Fox Animation may be languishing well behind DreamWorks, Aardman, Disney and Pixar as far as brand recognition goes, but the popular Ice Age franchise and last year's hit, Horton Hears a Who!, suggests that the studio is doing something right.
Subtitled Dawn of the Dinosaurs (nonsensically: it's set after their supposed extinction), Ice Age 3 is strictly surplus to all natural storytelling requirements. Make no mistake: it only exists because the accountants demanded it. But every studio needs to exploit its cash cows and it takes real craftsmanship, if not artistry, to do it so well. In 2002, the first Ice Age movie was a kind of anthropomorphised Three Men and a Baby, although you could trace its roots further back, to the John Ford/John Wayne western Three Godfathers (itself a remake of a silent picture from 1916) in which a trio of bankrobbers accidentally inherits an infant. In the animated version, a sloth (Sid), a woolly mammoth (Manny) and a sabre-tooth tiger (Diego) are thrown together by circumstance and the discovery of a mewling human baby. Putting aside their differences (and Diego's natural inclination to eat the kid), they embarked on a risky journey to restore him to his people.
Come 2006's Ice Age: The Meltdown: Manny meets a mate, Ellie, who is under the mistaken impression that she is a possum and the strange herd saves the entire valley from a potentially devastating flood. In Dawn of the Dinosaurs, Ellie is with child, Manny is thoroughly domesticated, Diego is hearing the call of the wild, and klutzy and addlebrained Sid is feeling broody - so much so that when he happens across three seemingly abandoned eggs, he adopts them as his own. The babies that emerge all have big teeth and appetites to match, but Sid is not discouraged until an angry T-Rex comes to reclaim them and leads him down to a subterranean "lost valley" of the dinosaurs. Needless to say, Sid's pals decide they must follow.
After a lachrymose start that belabours the fissures threatening the friendship of the three males, Ice Age 3 soon reverts to the frantic pace of its predecessors. Underground (a much more verdant environment than you might expect), Sid and his friends face one perilous adventure after another. With their breathless concentration on high-stakes action - intermingled with a few choice wisecracks - these movies are really a throwback to the Looney Tunes shorts that came out of Warner Bros in the 1940s and 1950s: it's safe to say that Wile E Coyote and Roadrunner would be up to speed in this company.
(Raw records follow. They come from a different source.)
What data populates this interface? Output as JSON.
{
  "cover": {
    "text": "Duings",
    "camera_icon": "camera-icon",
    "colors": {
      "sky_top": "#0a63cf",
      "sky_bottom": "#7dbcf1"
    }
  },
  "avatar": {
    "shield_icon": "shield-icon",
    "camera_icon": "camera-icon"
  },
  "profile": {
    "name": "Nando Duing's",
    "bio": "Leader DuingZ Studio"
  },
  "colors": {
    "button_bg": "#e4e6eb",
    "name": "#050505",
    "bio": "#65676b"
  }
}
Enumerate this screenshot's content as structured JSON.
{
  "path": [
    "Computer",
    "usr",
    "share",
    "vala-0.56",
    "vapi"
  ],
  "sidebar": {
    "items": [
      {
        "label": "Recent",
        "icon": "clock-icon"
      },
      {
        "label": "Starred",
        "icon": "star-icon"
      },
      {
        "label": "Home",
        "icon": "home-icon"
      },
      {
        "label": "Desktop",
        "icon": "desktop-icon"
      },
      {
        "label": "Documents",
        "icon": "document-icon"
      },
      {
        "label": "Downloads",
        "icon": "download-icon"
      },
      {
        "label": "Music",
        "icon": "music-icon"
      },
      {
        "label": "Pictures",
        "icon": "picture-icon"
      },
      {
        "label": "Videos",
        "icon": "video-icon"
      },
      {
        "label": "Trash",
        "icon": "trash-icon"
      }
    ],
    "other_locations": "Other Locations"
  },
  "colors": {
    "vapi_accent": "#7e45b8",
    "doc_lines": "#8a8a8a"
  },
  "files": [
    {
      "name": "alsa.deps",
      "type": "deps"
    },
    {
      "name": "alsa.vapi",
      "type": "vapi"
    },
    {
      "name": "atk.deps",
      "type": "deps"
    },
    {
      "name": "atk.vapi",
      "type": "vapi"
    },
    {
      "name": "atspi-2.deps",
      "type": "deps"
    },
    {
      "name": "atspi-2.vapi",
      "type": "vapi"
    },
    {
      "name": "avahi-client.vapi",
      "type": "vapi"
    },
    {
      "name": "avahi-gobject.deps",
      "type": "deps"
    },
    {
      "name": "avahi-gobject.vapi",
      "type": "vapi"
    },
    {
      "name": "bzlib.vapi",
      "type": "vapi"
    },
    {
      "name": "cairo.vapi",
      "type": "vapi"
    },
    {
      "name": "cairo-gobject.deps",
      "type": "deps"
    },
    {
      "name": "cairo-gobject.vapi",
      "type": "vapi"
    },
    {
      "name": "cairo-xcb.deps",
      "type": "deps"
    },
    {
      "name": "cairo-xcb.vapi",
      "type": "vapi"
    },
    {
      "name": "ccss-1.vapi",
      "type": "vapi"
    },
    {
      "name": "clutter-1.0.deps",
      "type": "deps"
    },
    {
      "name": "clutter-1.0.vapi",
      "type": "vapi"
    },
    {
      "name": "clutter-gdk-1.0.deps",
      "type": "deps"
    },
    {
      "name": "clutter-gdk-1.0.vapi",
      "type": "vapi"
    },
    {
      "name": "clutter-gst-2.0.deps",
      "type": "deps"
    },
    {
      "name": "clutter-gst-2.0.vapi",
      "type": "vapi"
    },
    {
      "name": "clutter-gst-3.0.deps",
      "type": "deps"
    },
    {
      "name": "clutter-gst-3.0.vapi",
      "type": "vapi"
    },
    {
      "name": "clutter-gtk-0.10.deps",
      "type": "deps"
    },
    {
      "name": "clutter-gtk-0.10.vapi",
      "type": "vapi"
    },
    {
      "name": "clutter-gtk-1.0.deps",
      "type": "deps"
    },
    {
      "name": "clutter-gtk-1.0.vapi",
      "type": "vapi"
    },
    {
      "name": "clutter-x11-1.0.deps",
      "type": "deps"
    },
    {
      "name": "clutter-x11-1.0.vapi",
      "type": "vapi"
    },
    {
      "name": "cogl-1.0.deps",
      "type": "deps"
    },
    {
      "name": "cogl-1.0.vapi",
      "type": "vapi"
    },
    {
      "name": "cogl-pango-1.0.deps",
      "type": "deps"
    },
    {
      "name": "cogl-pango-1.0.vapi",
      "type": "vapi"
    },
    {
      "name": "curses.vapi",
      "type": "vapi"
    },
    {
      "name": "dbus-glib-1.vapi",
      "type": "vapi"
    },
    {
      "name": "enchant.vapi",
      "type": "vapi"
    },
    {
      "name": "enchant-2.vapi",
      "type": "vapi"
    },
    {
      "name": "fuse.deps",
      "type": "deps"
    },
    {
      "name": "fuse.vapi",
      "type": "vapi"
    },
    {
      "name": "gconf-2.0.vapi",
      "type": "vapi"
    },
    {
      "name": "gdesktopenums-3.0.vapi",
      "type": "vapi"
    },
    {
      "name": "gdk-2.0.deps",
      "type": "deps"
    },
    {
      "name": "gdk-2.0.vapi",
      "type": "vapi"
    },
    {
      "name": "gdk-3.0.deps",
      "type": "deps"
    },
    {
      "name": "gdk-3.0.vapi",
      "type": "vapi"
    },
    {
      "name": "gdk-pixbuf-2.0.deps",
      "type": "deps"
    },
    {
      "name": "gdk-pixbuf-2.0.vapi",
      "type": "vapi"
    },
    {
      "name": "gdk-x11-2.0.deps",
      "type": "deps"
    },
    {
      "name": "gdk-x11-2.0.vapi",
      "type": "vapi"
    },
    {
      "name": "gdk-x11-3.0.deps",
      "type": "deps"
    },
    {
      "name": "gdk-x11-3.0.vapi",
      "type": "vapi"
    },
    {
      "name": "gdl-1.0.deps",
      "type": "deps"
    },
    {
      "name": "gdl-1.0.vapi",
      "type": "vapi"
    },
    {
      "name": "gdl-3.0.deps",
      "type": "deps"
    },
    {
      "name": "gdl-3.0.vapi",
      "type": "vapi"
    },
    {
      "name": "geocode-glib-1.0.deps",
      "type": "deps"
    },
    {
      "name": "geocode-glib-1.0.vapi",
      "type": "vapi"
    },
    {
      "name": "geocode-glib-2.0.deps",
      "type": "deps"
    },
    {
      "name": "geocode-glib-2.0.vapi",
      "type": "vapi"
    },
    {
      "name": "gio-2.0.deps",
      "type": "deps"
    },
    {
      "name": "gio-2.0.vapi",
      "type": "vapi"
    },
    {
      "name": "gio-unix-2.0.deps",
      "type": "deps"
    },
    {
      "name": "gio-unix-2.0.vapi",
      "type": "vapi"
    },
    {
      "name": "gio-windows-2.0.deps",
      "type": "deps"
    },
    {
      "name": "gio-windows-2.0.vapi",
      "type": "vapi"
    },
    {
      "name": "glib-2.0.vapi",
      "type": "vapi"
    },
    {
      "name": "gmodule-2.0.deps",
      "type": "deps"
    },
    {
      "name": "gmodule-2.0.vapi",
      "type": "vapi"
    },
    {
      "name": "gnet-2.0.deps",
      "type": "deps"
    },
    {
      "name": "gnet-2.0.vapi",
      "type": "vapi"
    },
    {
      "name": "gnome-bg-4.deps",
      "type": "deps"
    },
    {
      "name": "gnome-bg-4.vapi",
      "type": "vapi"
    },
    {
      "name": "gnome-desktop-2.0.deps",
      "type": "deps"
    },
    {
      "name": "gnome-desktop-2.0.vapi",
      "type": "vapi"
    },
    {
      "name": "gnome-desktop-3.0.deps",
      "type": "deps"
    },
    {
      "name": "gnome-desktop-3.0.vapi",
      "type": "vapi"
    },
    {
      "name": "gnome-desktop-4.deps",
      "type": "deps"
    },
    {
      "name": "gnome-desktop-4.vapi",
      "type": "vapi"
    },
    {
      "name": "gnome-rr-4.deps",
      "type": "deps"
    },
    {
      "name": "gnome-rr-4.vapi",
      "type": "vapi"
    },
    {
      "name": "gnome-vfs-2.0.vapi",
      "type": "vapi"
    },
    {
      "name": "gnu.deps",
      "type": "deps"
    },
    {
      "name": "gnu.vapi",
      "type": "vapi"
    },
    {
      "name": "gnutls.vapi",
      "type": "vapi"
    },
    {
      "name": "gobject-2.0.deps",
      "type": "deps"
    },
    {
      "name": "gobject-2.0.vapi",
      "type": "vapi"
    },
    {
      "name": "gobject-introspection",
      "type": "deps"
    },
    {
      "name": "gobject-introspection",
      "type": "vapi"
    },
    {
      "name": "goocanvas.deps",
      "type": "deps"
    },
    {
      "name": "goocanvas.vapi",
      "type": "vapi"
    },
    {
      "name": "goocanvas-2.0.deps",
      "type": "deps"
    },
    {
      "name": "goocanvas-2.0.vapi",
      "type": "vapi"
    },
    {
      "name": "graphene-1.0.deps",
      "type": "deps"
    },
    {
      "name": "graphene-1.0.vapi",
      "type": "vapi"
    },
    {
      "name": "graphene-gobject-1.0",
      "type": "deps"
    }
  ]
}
The franchise even has its own supporting short in the shape of a running gag about a mute squirrel, Scrat, and his fruitless attempts to hold on to an elusive acorn. In this instalment, his struggles are complicated by the arrival of a female squirrel, who is both a rival for the nut and a distraction in her own right. Of course, the Looney Tunes shorts didn't have to sustain our interest for 94 minutes, and Ice Age: Dawn of the Dinosaurs struggles to find room to develop each of what is now a lengthy cast of characters. Diego (voiced by Denis Leary) and Manny (the Everybody Loves Raymond star Ray Romano) are left fighting over scraps in a script which doles out perfunctory character arcs like goody bags at a children's party: everyone gets one but they'll be landfill by morning.
Meanwhile, the irritatingly immature and idiotic Sid (the perennial supporting player John Leguizamo) gets the lion's share of the dramatic focus and the comedy bragging rights. More accurately, he splits most of the screen time with yet another character, a one-eyed weasel named Buck who serves as a guide to the land of the dinosaurs. Voiced by the British comedian Simon Pegg (Shaun of the Dead), Buck is a reckless adventurer likely modelled on Shrek 2's scene-stealing Puss in Boots.
Buck is an engagingly eccentric fellow - evidently out of his mind and often as not dead wrong in the leadership department. The filmmakers seem to be in two minds themselves about whether to keep him on hand for a potential third sequel, but the truth is that the next Ice Age needs less characters and more story. There is enough wit and technical acumen on display to keep part three moving along briskly, but take a step back and you can see the series is running on a treadmill. It can't go much faster before falling flat.